Particle Characterization: Challenges Associated With Submicrometer-Sized Objects
Craig S. Schwandt
American Laboratory - April 02, 2014
Materials in the form of particulate or engineered objects are relatively easy to characterize in terms of their composition, shape, size, and size distribution, provided they are larger than 1 μm in average dimension. It is often assumed that nanometer-scale materials are just smaller versions of larger-sized materials made with the same precursors and procedures, but the chemical and physical interactions of submicrometer- or nanometer-scale materials are in fact different—offering new materials with novel properties. The very small scale of these new materials makes them very difficult to accurately characterize, and because of their unique properties, it is critical for materials scientists and engineers to conduct confirmatory analysis to verify the properties of their materials.

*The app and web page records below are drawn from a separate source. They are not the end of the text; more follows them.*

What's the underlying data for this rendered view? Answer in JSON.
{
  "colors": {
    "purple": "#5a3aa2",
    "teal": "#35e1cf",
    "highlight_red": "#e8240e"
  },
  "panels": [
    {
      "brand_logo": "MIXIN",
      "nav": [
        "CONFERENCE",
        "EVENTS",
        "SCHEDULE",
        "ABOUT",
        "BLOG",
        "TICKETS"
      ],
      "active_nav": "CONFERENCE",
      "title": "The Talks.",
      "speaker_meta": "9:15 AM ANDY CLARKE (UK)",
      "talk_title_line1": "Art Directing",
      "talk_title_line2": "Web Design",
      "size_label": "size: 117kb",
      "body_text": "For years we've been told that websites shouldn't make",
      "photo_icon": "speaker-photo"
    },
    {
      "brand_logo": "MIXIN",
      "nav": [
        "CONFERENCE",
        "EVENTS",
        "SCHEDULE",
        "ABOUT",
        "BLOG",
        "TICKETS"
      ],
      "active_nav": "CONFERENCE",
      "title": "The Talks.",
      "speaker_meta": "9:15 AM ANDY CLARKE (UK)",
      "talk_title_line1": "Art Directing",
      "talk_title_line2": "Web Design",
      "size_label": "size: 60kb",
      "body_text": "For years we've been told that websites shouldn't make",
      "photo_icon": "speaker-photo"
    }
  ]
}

Fortunately, advances in analytical instrumentation, especially field emission scanning electron microscopy (FESEM), permit characterization of submicrometer-sized materials. Several challenges need to be addressed in order to successfully accomplish a comprehensive, high-quality material characterization. These include: calibrating the scalar measurement tools of the FESEM, understanding the limitations of sample handling and preparation relative to other methods, the inability to use automated methods either in terms of image analysis software or other optical size distribution methods, and using crystal structural analysis to strengthen elemental analysis when small analysis volumes preclude standards for fully quantitative analysis.